Among big-city school districts, Chicago, Los Angeles, and Washington, D.C., serve students the least healthful meals, according to a report by a health-care advocacy group. “Children are stuck with fatty, high-cholesterol meals such as scrambled eggs, bacon, and corn dogs,” says the report by the Physicians Committee for Responsible Medicine, which evaluated lunches in 20 districts. Several districts received a stamp of approval, including Dade County, Florida, and New York City. Those districts offer low-fat entrees such as vegetarian meals and salad bars.
After years of lagging behind, blacks are completing high school at the same rate as whites, according to figures released in September by the U.S. Census Bureau. Since 1985, the percentage of African Americans ages 25 to 29 who hold a high school diploma has risen from 81 percent to 87 percent. The proportion of whites with a high school diploma has stayed roughly the same--about 87 percent--over the same period.
A Peak Experience

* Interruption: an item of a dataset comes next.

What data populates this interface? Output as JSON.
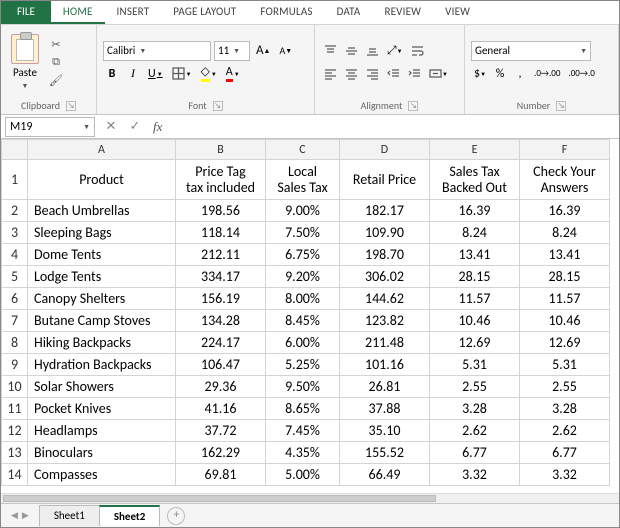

As elementary school teacher Erik Weihenmayer clambered onto the granite summit at 3:30 p.m. on August 9, cameras clicked and family and friends cheered. Weihenmayer and several climbing buddies had just finished a four-day climb of El Capitan, a 3,200-foot granite monolith above California’s Yosemite Valley that has long challenged the world’s greatest climbers. What makes Weihenmayer’s accomplishment so remarkable, though, is that he is blind. The 28-year-old climber, a 5th grade teacher at Phoenix Country Day School in Paradise Valley, Arizona, told the Associated Press that he made the climb to “show potential, not limitations. If you could climb El Capitan, you can do anything.” Weihenmayer lost his sight at age 13 to a rare disease that unraveled his retinas. Hans Florine, a climber who accompanied the teacher up El Capitan, said, “I was amazed at the stuff he could do and how fast he could do it. Every challenge I put out for him, he would rise to the occasion.”
A version of this article appeared in the October 01, 1996 edition of Teacher as Briefs